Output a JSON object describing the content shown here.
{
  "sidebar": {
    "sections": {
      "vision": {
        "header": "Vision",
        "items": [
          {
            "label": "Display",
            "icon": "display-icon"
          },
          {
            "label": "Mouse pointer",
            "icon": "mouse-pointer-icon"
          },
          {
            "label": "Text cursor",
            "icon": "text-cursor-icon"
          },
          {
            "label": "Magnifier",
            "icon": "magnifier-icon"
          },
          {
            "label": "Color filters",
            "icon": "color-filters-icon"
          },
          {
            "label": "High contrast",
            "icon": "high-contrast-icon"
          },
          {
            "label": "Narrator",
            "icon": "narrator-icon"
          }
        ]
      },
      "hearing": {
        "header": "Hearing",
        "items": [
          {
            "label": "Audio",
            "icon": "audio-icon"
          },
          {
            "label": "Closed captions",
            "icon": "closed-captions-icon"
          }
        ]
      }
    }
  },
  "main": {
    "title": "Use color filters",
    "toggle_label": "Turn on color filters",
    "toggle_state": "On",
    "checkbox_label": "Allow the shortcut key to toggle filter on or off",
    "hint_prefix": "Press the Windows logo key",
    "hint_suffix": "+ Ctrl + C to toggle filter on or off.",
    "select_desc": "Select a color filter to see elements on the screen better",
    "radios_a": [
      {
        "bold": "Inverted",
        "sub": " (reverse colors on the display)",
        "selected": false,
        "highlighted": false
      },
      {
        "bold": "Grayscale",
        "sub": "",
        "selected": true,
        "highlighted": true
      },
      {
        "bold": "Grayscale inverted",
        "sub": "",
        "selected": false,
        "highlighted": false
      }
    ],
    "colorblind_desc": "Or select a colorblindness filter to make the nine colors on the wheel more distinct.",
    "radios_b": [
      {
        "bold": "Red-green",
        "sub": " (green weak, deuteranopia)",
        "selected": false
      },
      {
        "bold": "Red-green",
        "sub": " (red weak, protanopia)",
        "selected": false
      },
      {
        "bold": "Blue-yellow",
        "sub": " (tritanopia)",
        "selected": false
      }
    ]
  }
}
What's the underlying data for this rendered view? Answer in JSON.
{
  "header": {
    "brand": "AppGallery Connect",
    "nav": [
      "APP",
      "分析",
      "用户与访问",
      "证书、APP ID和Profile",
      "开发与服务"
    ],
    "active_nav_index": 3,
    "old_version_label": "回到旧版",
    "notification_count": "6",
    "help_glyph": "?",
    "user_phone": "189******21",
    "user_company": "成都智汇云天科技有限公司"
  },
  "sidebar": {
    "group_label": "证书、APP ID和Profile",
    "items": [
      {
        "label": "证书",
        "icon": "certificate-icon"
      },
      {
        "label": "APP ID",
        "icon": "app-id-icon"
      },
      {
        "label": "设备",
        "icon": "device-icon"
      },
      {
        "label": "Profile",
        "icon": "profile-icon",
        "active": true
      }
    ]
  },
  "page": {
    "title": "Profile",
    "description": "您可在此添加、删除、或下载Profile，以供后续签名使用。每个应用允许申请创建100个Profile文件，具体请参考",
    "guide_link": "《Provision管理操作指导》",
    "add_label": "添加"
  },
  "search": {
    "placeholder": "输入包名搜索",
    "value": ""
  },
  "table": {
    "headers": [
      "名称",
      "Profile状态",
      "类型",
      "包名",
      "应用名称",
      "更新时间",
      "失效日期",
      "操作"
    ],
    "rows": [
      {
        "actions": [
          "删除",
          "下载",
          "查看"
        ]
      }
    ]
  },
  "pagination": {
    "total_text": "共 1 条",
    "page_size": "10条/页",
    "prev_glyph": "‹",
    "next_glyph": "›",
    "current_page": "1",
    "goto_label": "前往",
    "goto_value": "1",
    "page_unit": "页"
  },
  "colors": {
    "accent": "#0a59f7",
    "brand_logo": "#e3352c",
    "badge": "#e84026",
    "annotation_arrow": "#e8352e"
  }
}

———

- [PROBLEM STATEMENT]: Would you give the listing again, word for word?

- [RESULT]:
Output a JSON object describing the content shown here.
{
  "sidebar": {
    "sections": {
      "vision": {
        "header": "Vision",
        "items": [
          {
            "label": "Display",
            "icon": "display-icon"
          },
          {
            "label": "Mouse pointer",
            "icon": "mouse-pointer-icon"
          },
          {
            "label": "Text cursor",
            "icon": "text-cursor-icon"
          },
          {
            "label": "Magnifier",
            "icon": "magnifier-icon"
          },
          {
            "label": "Color filters",
            "icon": "color-filters-icon"
          },
          {
            "label": "High contrast",
            "icon": "high-contrast-icon"
          },
          {
            "label": "Narrator",
            "icon": "narrator-icon"
          }
        ]
      },
      "hearing": {
        "header": "Hearing",
        "items": [
          {
            "label": "Audio",
            "icon": "audio-icon"
          },
          {
            "label": "Closed captions",
            "icon": "closed-captions-icon"
          }
        ]
      }
    }
  },
  "main": {
    "title": "Use color filters",
    "toggle_label": "Turn on color filters",
    "toggle_state": "On",
    "checkbox_label": "Allow the shortcut key to toggle filter on or off",
    "hint_prefix": "Press the Windows logo key",
    "hint_suffix": "+ Ctrl + C to toggle filter on or off.",
    "select_desc": "Select a color filter to see elements on the screen better",
    "radios_a": [
      {
        "bold": "Inverted",
        "sub": " (reverse colors on the display)",
        "selected": false,
        "highlighted": false
      },
      {
        "bold": "Grayscale",
        "sub": "",
        "selected": true,
        "highlighted": true
      },
      {
        "bold": "Grayscale inverted",
        "sub": "",
        "selected": false,
        "highlighted": false
      }
    ],
    "colorblind_desc": "Or select a colorblindness filter to make the nine colors on the wheel more distinct.",
    "radios_b": [
      {
        "bold": "Red-green",
        "sub": " (green weak, deuteranopia)",
        "selected": false
      },
      {
        "bold": "Red-green",
        "sub": " (red weak, protanopia)",
        "selected": false
      },
      {
        "bold": "Blue-yellow",
        "sub": " (tritanopia)",
        "selected": false
      }
    ]
  }
}
What's the underlying data for this rendered view? Answer in JSON.
{
  "header": {
    "brand": "AppGallery Connect",
    "nav": [
      "APP",
      "分析",
      "用户与访问",
      "证书、APP ID和Profile",
      "开发与服务"
    ],
    "active_nav_index": 3,
    "old_version_label": "回到旧版",
    "notification_count": "6",
    "help_glyph": "?",
    "user_phone": "189******21",
    "user_company": "成都智汇云天科技有限公司"
  },
  "sidebar": {
    "group_label": "证书、APP ID和Profile",
    "items": [
      {
        "label": "证书",
        "icon": "certificate-icon"
      },
      {
        "label": "APP ID",
        "icon": "app-id-icon"
      },
      {
        "label": "设备",
        "icon": "device-icon"
      },
      {
        "label": "Profile",
        "icon": "profile-icon",
        "active": true
      }
    ]
  },
  "page": {
    "title": "Profile",
    "description": "您可在此添加、删除、或下载Profile，以供后续签名使用。每个应用允许申请创建100个Profile文件，具体请参考",
    "guide_link": "《Provision管理操作指导》",
    "add_label": "添加"
  },
  "search": {
    "placeholder": "输入包名搜索",
    "value": ""
  },
  "table": {
    "headers": [
      "名称",
      "Profile状态",
      "类型",
      "包名",
      "应用名称",
      "更新时间",
      "失效日期",
      "操作"
    ],
    "rows": [
      {
        "actions": [
          "删除",
          "下载",
          "查看"
        ]
      }
    ]
  },
  "pagination": {
    "total_text": "共 1 条",
    "page_size": "10条/页",
    "prev_glyph": "‹",
    "next_glyph": "›",
    "current_page": "1",
    "goto_label": "前往",
    "goto_value": "1",
    "page_unit": "页"
  },
  "colors": {
    "accent": "#0a59f7",
    "brand_logo": "#e3352c",
    "badge": "#e84026",
    "annotation_arrow": "#e8352e"
  }
}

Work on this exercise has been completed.